I stepped onto the plane in Fort Myers, Fla., my tears barely dry. I had been dreading this moment ever since New Year’s Day, when I found out my sister was moving away. I could sense that something was amiss when I joined our family gathering at our parents’ house. Dad immediately took me into his bedroom and closed the door.

“Your sister bought a house in Florida,” he said.

Sue had talked about moving to Florida for years, so it should not have been such a shock. But it hit me hard. I walked into the living room in a cloud of emotion.

My sister instantly appeared by my side. “This isn’t about you; it’s about me,” she said as tears spilled down her cheeks, mirroring my own. “I just want you to be OK with it.”

But I was angry – angry at her for wanting to leave me.

She tried to soften the blow by filling my head with promises of visiting twice a year, and flying me down to see her, too. “We’ll text and talk every day. It’ll be like I never left.”

But she was wrong. It would never be the same. She wouldn’t be coming over to share a bottle of wine or meeting me for lunch anymore. I selfishly didn’t want her to go.

My sister and I have always shared a special bond. Just one year apart, we were always together as youngsters. When our Mom passed away when I was 6, Sue stepped in as my protector, the one who would do anything for me.

We separated somewhat through high school, even though we were in the same grade, because we each had our own group of friends. But once we threw our graduation caps into the air, it was back to the way it used to be. And then our relationship grew – sissy and me, we were no longer just sisters. We were best friends, too.

So, how was I going to say goodbye? When we needed each other, we would no longer be just a 15-minute drive apart.

Every time I thought I had accepted it, the facts would crash back down on me. She was leaving me; just like Mom did, just like my brother did when he moved to El Paso 15 years ago. Mom’s death had instilled in us the importance of family. So why was everyone leaving?

I had five months before the big move. Friends and family kept telling me the same thing: “You’ll have another place to visit.” Who needs another place to visit? I hardly made it to El Paso as it was.

By February, I had gotten past the anger. I truly did want my sister to be happy. Like any supportive sister would, I had to accept it and let her go.

When Sue asked me if I would drive down to Florida with her to help her move, how could I say no? I spent a week with her unpacking her things, wearing my happy face. During that time, I put my feelings aside so I could enjoy the time we had together.

Once the plane landed back in Buffalo, the fact that Sue was more than 1,000 miles away didn’t seem real. It still doesn’t. I guess it won’t until I pick up the phone to see what she is doing next weekend so we can get together. Then reality will set in.

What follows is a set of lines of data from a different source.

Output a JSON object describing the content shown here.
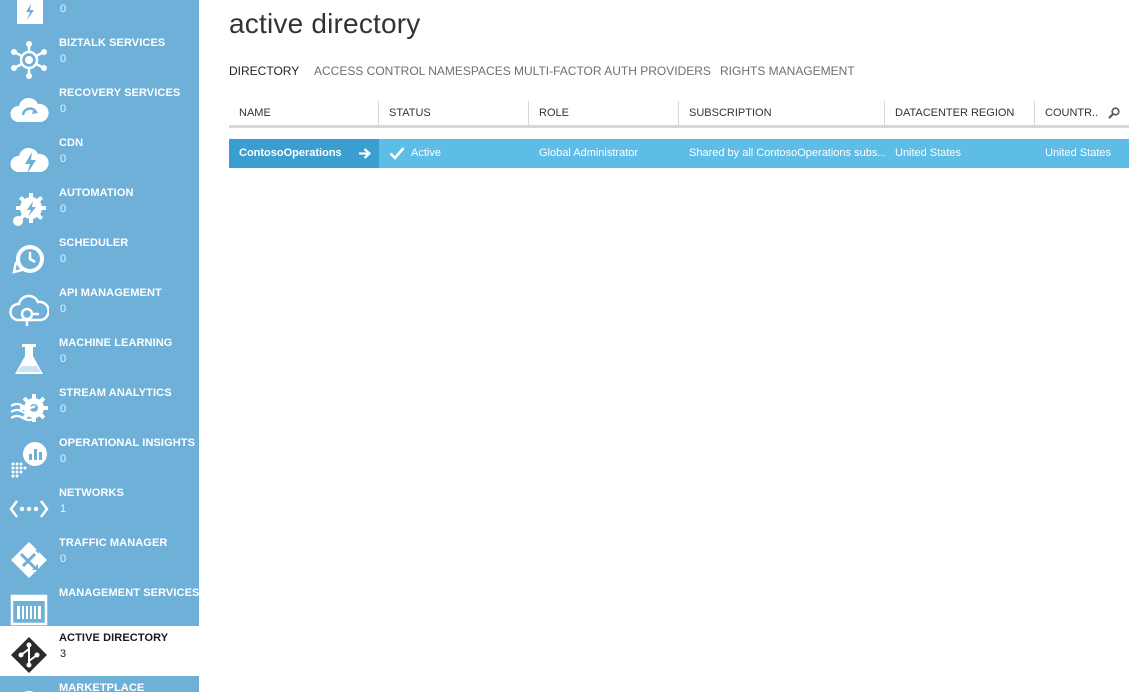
{
  "sidebar": {
    "items": [
      {
        "label": "",
        "count": "0",
        "icon": "storage-icon"
      },
      {
        "label": "BIZTALK SERVICES",
        "count": "0",
        "icon": "biztalk-icon"
      },
      {
        "label": "RECOVERY SERVICES",
        "count": "0",
        "icon": "recovery-cloud-icon"
      },
      {
        "label": "CDN",
        "count": "0",
        "icon": "cdn-cloud-icon"
      },
      {
        "label": "AUTOMATION",
        "count": "0",
        "icon": "automation-gear-icon"
      },
      {
        "label": "SCHEDULER",
        "count": "0",
        "icon": "scheduler-clock-icon"
      },
      {
        "label": "API MANAGEMENT",
        "count": "0",
        "icon": "api-cloud-icon"
      },
      {
        "label": "MACHINE LEARNING",
        "count": "0",
        "icon": "flask-icon"
      },
      {
        "label": "STREAM ANALYTICS",
        "count": "0",
        "icon": "stream-gear-icon"
      },
      {
        "label": "OPERATIONAL INSIGHTS",
        "count": "0",
        "icon": "insights-chart-icon"
      },
      {
        "label": "NETWORKS",
        "count": "1",
        "icon": "network-icon"
      },
      {
        "label": "TRAFFIC MANAGER",
        "count": "0",
        "icon": "traffic-manager-icon"
      },
      {
        "label": "MANAGEMENT SERVICES",
        "count": "",
        "icon": "management-services-icon"
      },
      {
        "label": "ACTIVE DIRECTORY",
        "count": "3",
        "icon": "active-directory-icon"
      },
      {
        "label": "MARKETPLACE",
        "count": "",
        "icon": "marketplace-icon"
      }
    ]
  },
  "main": {
    "title": "active directory",
    "tabs": [
      {
        "label": "DIRECTORY"
      },
      {
        "label": "ACCESS CONTROL NAMESPACES"
      },
      {
        "label": "MULTI-FACTOR AUTH PROVIDERS"
      },
      {
        "label": "RIGHTS MANAGEMENT"
      }
    ],
    "columns": [
      "NAME",
      "STATUS",
      "ROLE",
      "SUBSCRIPTION",
      "DATACENTER REGION",
      "COUNTR..."
    ],
    "rows": [
      {
        "name": "ContosoOperations",
        "status": "Active",
        "role": "Global Administrator",
        "subscription": "Shared by all ContosoOperations subs...",
        "region": "United States",
        "country": "United States"
      }
    ]
  },
  "colors": {
    "sidebar_bg": "#6fb0d8",
    "row_bg": "#5dbde6",
    "name_cell_bg": "#3a9ed0"
  }
}
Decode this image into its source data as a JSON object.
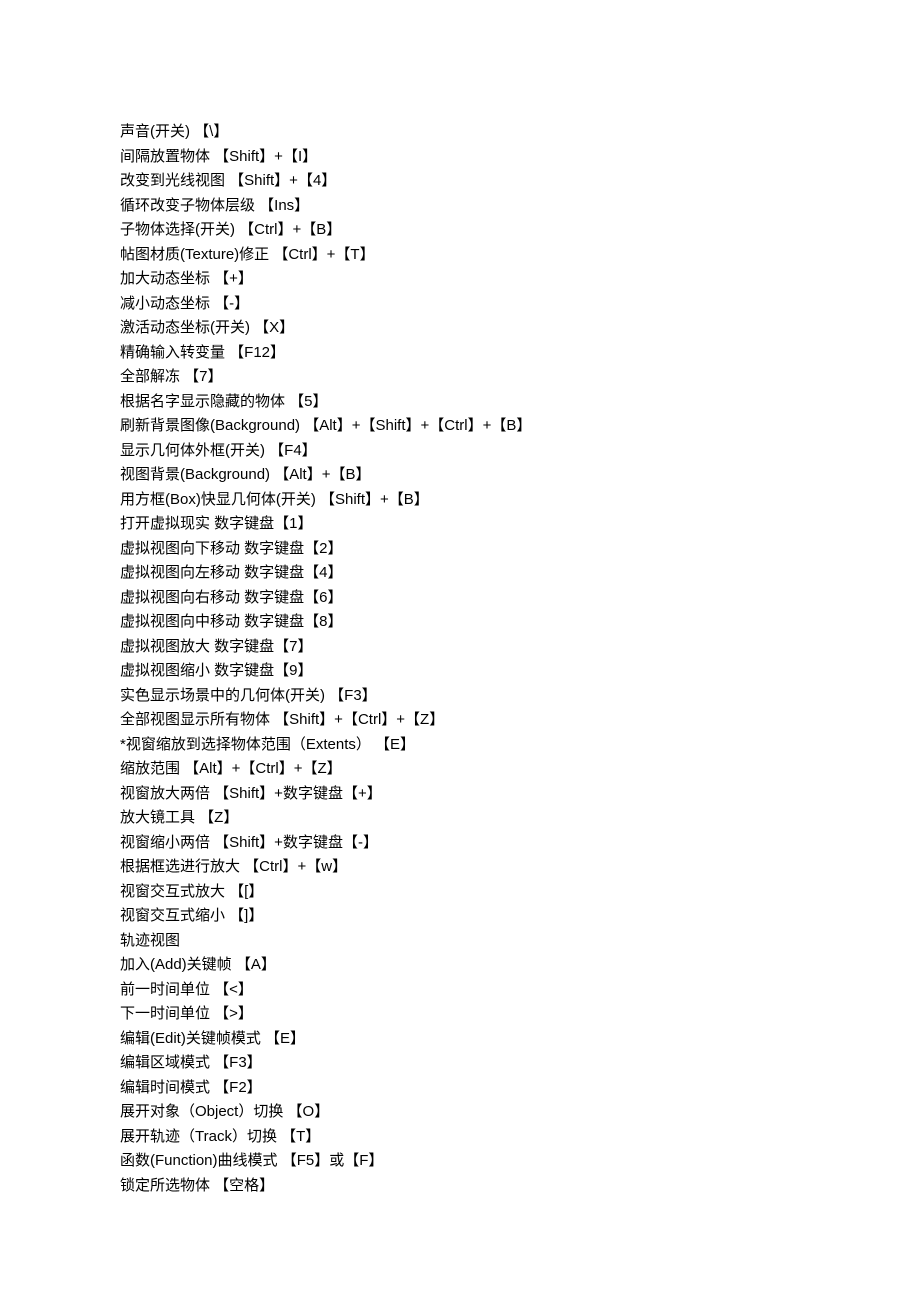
{
  "lines": [
    "声音(开关) 【\\】",
    "间隔放置物体 【Shift】+【I】",
    "改变到光线视图 【Shift】+【4】",
    "循环改变子物体层级 【Ins】",
    "子物体选择(开关) 【Ctrl】+【B】",
    "帖图材质(Texture)修正 【Ctrl】+【T】",
    "加大动态坐标 【+】",
    "减小动态坐标 【-】",
    "激活动态坐标(开关) 【X】",
    "精确输入转变量 【F12】",
    "全部解冻 【7】",
    "根据名字显示隐藏的物体 【5】",
    "刷新背景图像(Background) 【Alt】+【Shift】+【Ctrl】+【B】",
    "显示几何体外框(开关) 【F4】",
    "视图背景(Background) 【Alt】+【B】",
    "用方框(Box)快显几何体(开关) 【Shift】+【B】",
    "打开虚拟现实 数字键盘【1】",
    "虚拟视图向下移动 数字键盘【2】",
    "虚拟视图向左移动 数字键盘【4】",
    "虚拟视图向右移动 数字键盘【6】",
    "虚拟视图向中移动 数字键盘【8】",
    "虚拟视图放大 数字键盘【7】",
    "虚拟视图缩小 数字键盘【9】",
    "实色显示场景中的几何体(开关) 【F3】",
    "全部视图显示所有物体 【Shift】+【Ctrl】+【Z】",
    "*视窗缩放到选择物体范围（Extents） 【E】",
    "缩放范围 【Alt】+【Ctrl】+【Z】",
    "视窗放大两倍 【Shift】+数字键盘【+】",
    "放大镜工具 【Z】",
    "视窗缩小两倍 【Shift】+数字键盘【-】",
    "根据框选进行放大 【Ctrl】+【w】",
    "视窗交互式放大 【[】",
    "视窗交互式缩小 【]】",
    "轨迹视图",
    "加入(Add)关键帧 【A】",
    "前一时间单位 【<】",
    "下一时间单位 【>】",
    "编辑(Edit)关键帧模式 【E】",
    "编辑区域模式 【F3】",
    "编辑时间模式 【F2】",
    "展开对象（Object）切换 【O】",
    "展开轨迹（Track）切换 【T】",
    "函数(Function)曲线模式 【F5】或【F】",
    "锁定所选物体 【空格】"
  ]
}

I’ll have a pity party for myself, and then I’ll move on. After all, she is my sissy, and I would do anything for her. Even act happy when I’m not.